The memories came back in a rush, like watching a clip-show and were really tough to deal with as it was all unprocessed and overwhelming. It took about three months for most of them to return I think. I was referred for a course of CBT- Cognitive Behavioral Therapy to help with both recovering my memories and self identity and also to help with processing the sheer quantity of information flooding back. Many of my memories weren’t good and all the techniques i’d learnt through therapy and counselling had vanished! I’m truly thankful to the NHS therapist I had at the time, who helped me through a genuinely traumatic time.

Memory loss is no joke, and I’m forever grateful to everyone who spoke to me, visited me and helped me regain my identity. One of the reasons I like to blog is to have a record of what i’ve been up to should anything like that ever happen again- but fingers crossed the Butternutting stays in 2016, where it belongs!


Ruthy xo

If you want to be awesome and receive updates when we post, fill in the form below- 

6 thoughts on “What it’s like to Lose Your Memory”

  1. I totally get how you feel. My first major seizure was similar in some sense. Couldn’t remember my age, or name either! Was a bit scary to forget basic details about yourself 🙁 Sending lots of love your way.

    1. Oh gosh, poor you! Nothing quite prepares you for that situation. Other seizures have caused me much smaller lapses in memory but that was another case entirely . I hope you’re okay since that happens to you too!

  2. What a frightening situation to have been in. You know, thinking about it, I’m surprised that the hospital allowed you to go home with a ‘stranger’. I know he wasn’t a stranger, but that must have been pretty terrifying for you.
    Thanks for sharing your story – I’m sure it must all have been pretty overwhelming.

    1. Thank you 🙂 it was one of the most bizarre things to happen to me!
      I’ve thought about that a lot myself, there was no real proof that that he was my partner about from my phone and he wasn’t even a listed next of kin! Seems pretty weird they let me go.

    1. (sorry for a very delayed response- brain fog forever!)
      Like you, i’d had some experience with brain fog before but nothing like this.
      Thank you- without the CBT i’d have been lost!

Leave a Reply

Your email address will not be published. Required fields are marked *

See more from D2Shine

It's World Mental Health Day, so let's think how we can help ourselves and those around us understand it's okay not be be okay.

Looking for a thoughtful gift for your chronically ill friend?
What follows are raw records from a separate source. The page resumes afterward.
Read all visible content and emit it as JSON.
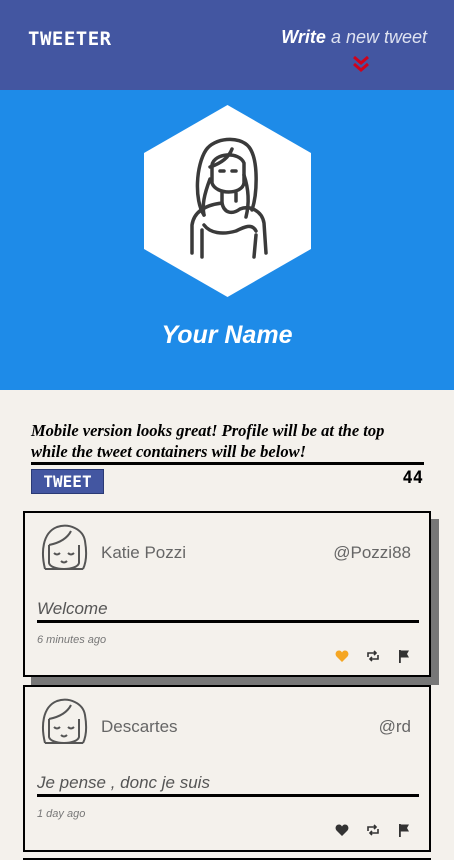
{
  "header": {
    "logo": "TWEETER",
    "write_bold": "Write",
    "write_rest": " a new tweet",
    "chevron_icon": "double-chevron-down-icon",
    "accent": "#4356a1"
  },
  "profile": {
    "name": "Your Name",
    "background": "#1e8be8"
  },
  "compose": {
    "text": "Mobile version looks great! Profile will be at the top while the tweet containers will be below!",
    "button_label": "TWEET",
    "char_count": "44"
  },
  "tweets": [
    {
      "name": "Katie Pozzi",
      "handle": "@Pozzi88",
      "text": "Welcome",
      "time": "6 minutes ago",
      "liked": true,
      "like_color": "#f5a623"
    },
    {
      "name": "Descartes",
      "handle": "@rd",
      "text": "Je pense , donc je suis",
      "time": "1 day ago",
      "liked": false,
      "like_color": "#333333"
    }
  ]
}
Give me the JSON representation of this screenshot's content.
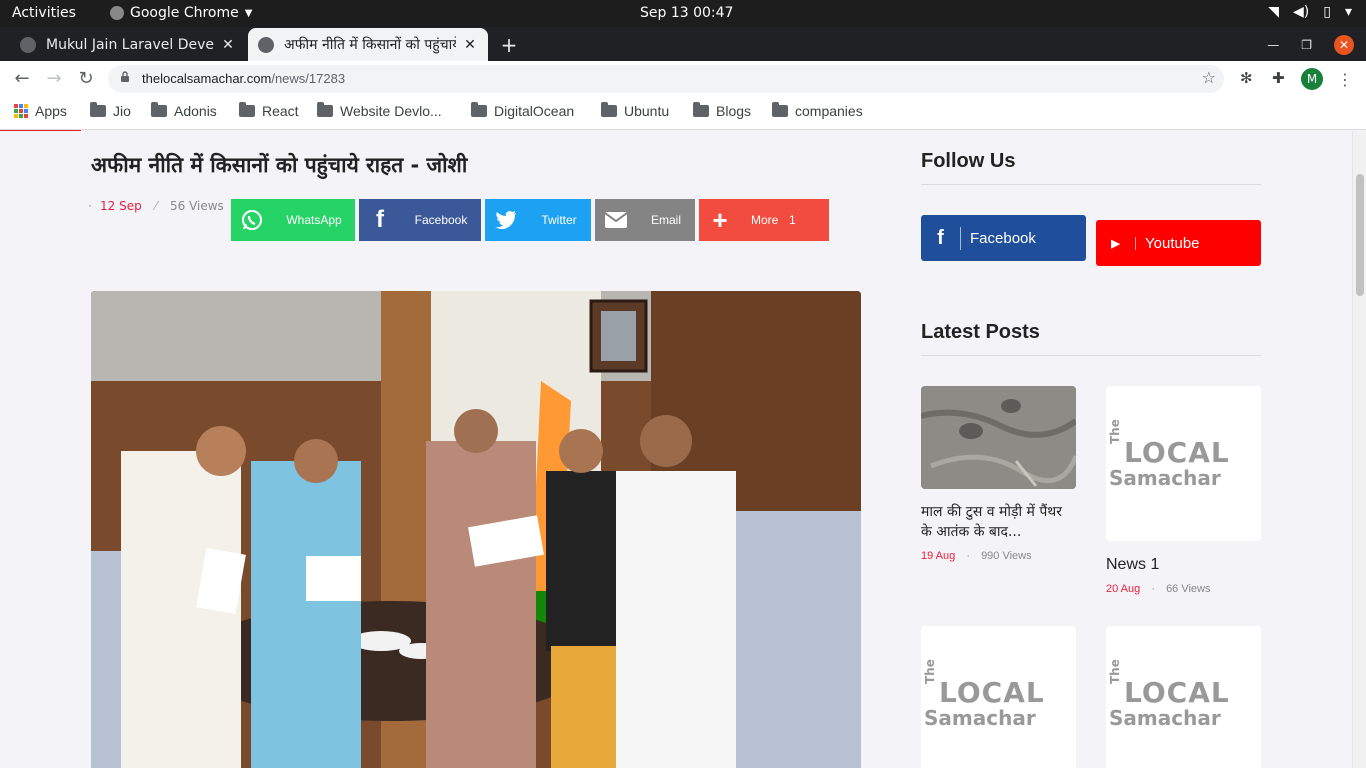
{
  "system": {
    "activities": "Activities",
    "app_name": "Google Chrome",
    "clock": "Sep 13  00:47"
  },
  "tabs": [
    {
      "title": "Mukul Jain Laravel Develo",
      "active": false
    },
    {
      "title": "अफीम नीति में किसानों को पहुंचाये",
      "active": true
    }
  ],
  "address": {
    "host": "thelocalsamachar.com",
    "path": "/news/17283"
  },
  "profile_initial": "M",
  "bookmarks": [
    "Apps",
    "Jio",
    "Adonis",
    "React",
    "Website Devlo...",
    "DigitalOcean",
    "Ubuntu",
    "Blogs",
    "companies"
  ],
  "article": {
    "title": "अफीम नीति में किसानों को पहुंचाये राहत - जोशी",
    "date": "12 Sep",
    "views": "56 Views"
  },
  "share_buttons": [
    {
      "label": "WhatsApp",
      "color": "#25d366",
      "icon": "whatsapp-icon"
    },
    {
      "label": "Facebook",
      "color": "#3b5998",
      "icon": "facebook-icon"
    },
    {
      "label": "Twitter",
      "color": "#1da1f2",
      "icon": "twitter-icon"
    },
    {
      "label": "Email",
      "color": "#848484",
      "icon": "email-icon"
    },
    {
      "label": "More",
      "count": "1",
      "color": "#f24b3f",
      "icon": "plus-icon"
    }
  ],
  "sidebar": {
    "follow_heading": "Follow Us",
    "facebook_label": "Facebook",
    "youtube_label": "Youtube",
    "latest_heading": "Latest Posts",
    "posts": [
      {
        "title": "माल की टुस व मोड़ी में पैंथर के आतंक के बाद...",
        "date": "19 Aug",
        "views": "990 Views"
      },
      {
        "title": "News 1",
        "date": "20 Aug",
        "views": "66 Views"
      }
    ],
    "logo_text": {
      "the": "The",
      "local": "LOCAL",
      "samachar": "Samachar"
    }
  },
  "colors": {
    "accent": "#e91e3c",
    "facebook": "#1f4f9a",
    "youtube": "#ff0000"
  }
}
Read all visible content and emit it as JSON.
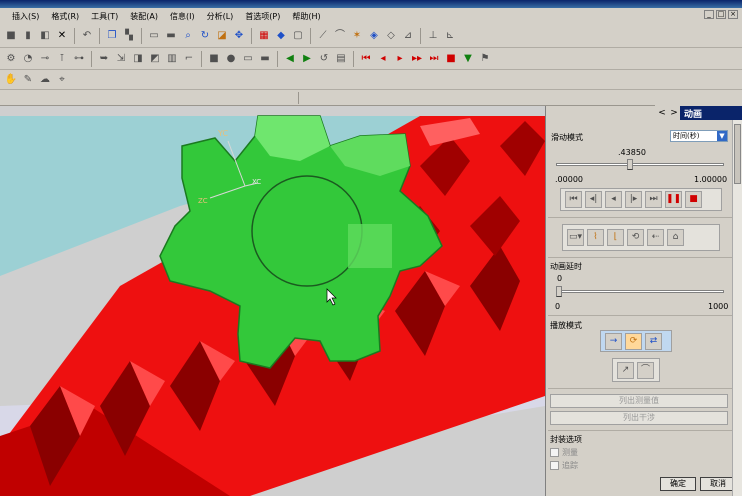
{
  "window": {
    "controls": [
      "_",
      "□",
      "×"
    ]
  },
  "menu": {
    "items": [
      "插入(S)",
      "格式(R)",
      "工具(T)",
      "装配(A)",
      "信息(I)",
      "分析(L)",
      "首选项(P)",
      "帮助(H)"
    ]
  },
  "viewport": {
    "triad_labels": [
      "YC",
      "XC",
      "ZC"
    ],
    "colors": {
      "background_top": "#9cd0d4",
      "background_bottom": "#cfcfcf",
      "gear_green": "#33c83a",
      "gear_green_light": "#6fe66e",
      "rack_red": "#ee1010",
      "rack_dark": "#7a0000"
    }
  },
  "panel": {
    "title": "动画",
    "nav_back": "<",
    "nav_fwd": ">",
    "slide_mode_label": "滑动模式",
    "slide_mode_value": "时间(秒)",
    "slider_value": ".43850",
    "slider_fraction": 0.4385,
    "slider_min": ".00000",
    "slider_max": "1.00000",
    "delay_label": "动画延时",
    "delay_value": "0",
    "delay_min": "0",
    "delay_max": "1000",
    "play_mode_label": "播放模式",
    "list_measure_btn": "列出测量值",
    "list_interference_btn": "列出干涉",
    "pack_options_label": "封装选项",
    "pack_options": [
      "测量",
      "追踪"
    ],
    "ok": "确定",
    "cancel": "取消"
  }
}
Check out my gift ideas!

Ever wondered what it's like to lose your memory? To not even know your name? It happened to me, a fabled event known as 'The Butternutting of 2016'...